  • If you have not yet built your product, assume valuations will be no more than 25% of the valuations calculated using the techniques shown below.
  • If you have built your product but have not yet received revenue, assume valuations will be no more than 50% of the valuations calculated using the techniques shown below.
  • If you have built your product, started receiving revenue, but have not yet demonstrated a repeatable sales model, assume valuations will be no more than 75% of the valuations calculated using the techniques shown below.
  • If you have demonstrated a repeatable sales model and are looking for investments to “ramp up,” then the following techniques for valuation are applicable.

What To Do With Future Valuation?

Let’s talk a bit more about item 4 above. What will investors do with that future valuation once it is computed? They certainly won’t use it for today’s valuation. What they will do is use it to determine what value the company needs to have today so they can receive an acceptable return on their investment. Assuming that FV is the computed future valuation of the company at the time of liquidity, IRR is the investor’s desired rate of return and n is the number of years between now and the liquidity event, the calculation goes as follows:

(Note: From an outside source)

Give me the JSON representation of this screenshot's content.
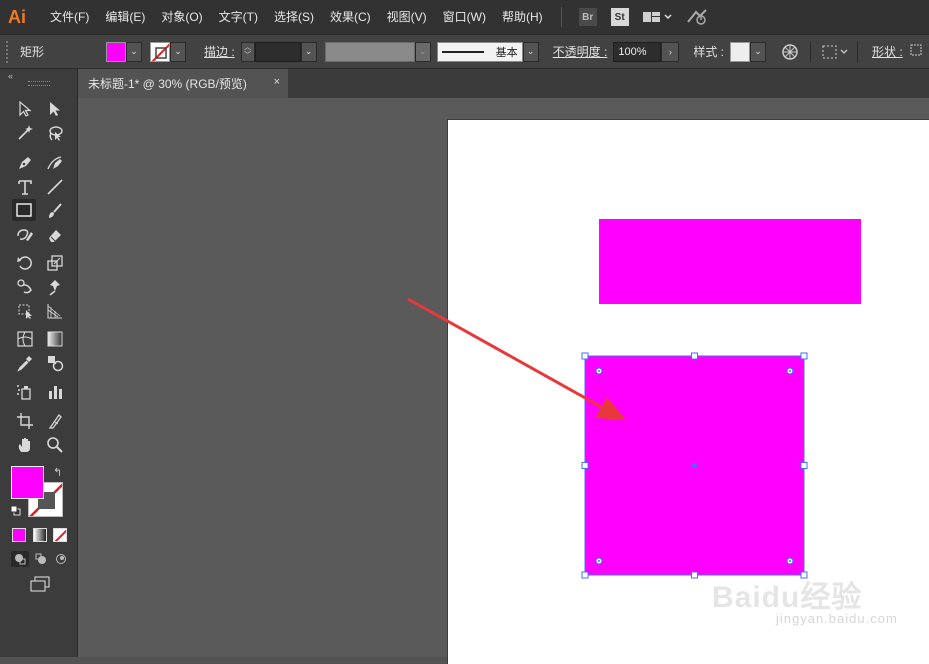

Current Value of Company = FV / (1 + IRR)n

So, for example, let’s say the FV is determined to be $15M (using the techniques of the blog, Determining Future Valuation), and the investors desire a 50% IRR (not unreasonable considering the degree of risk) over 5 years. Plugging those numbers into the above formula, we get:

Current Value of Company = 15M / (1 + .5)5 = $1.98M

So, if you are looking for those investors to invest $500K now, expect them to ask for 25% of the company (because $500K is 25% of $1.98M); if you are looking for those investors to invest $250K now, expect them to ask for 12.5% of the company. And so on. But this applies only after you have demonstrated a repeatable sales model.

Now you need to factor in the risks described above. If your company is:

  • Pre-product, valuations decrease by around 75%. So continuing with the above example, the company now has a current valuation of around $500K. So, if you are looking for those investors to invest $500K now, expect them to ask for 100% of the company (obviously not a good idea); if you are looking for those investors to invest $250K now, expect them to ask for 50% of the company.
  • Pre-revenue, valuations decrease by around 50%. Continuing with the above example, the company now has a current valuation of around $1M. So, if you are looking for those investors to invest $500K now, expect them to ask for 50% of the company; if you are looking for those investors to invest $250K now, expect them to ask for 25% of the company. And so on.
  • Pre-repeatable sales, valuations decrease by around 25%. Continuing with the above example, the company now has a current valuation of around $1.5M. So, if you are looking for those investors to invest $500K now, expect them to ask for 33% of the company; if you are looking for those investors to invest $250K now, expect them to ask for 16.6% of the company. And so on.

None of the above is motivated by greed or a desire for control; it is pure economics. Investors want (and deserve) a fair return for their investment.

Of course many other factors come into play including experience, negotiation skills, degree of desperation to obtain cash, and availability of competition for deals (for the investor) and investors (for the entrepreneur).

Alan DavisDavis is a serial entrepreneur currently in his fifth startup. He is also an angel investor and the author of six books.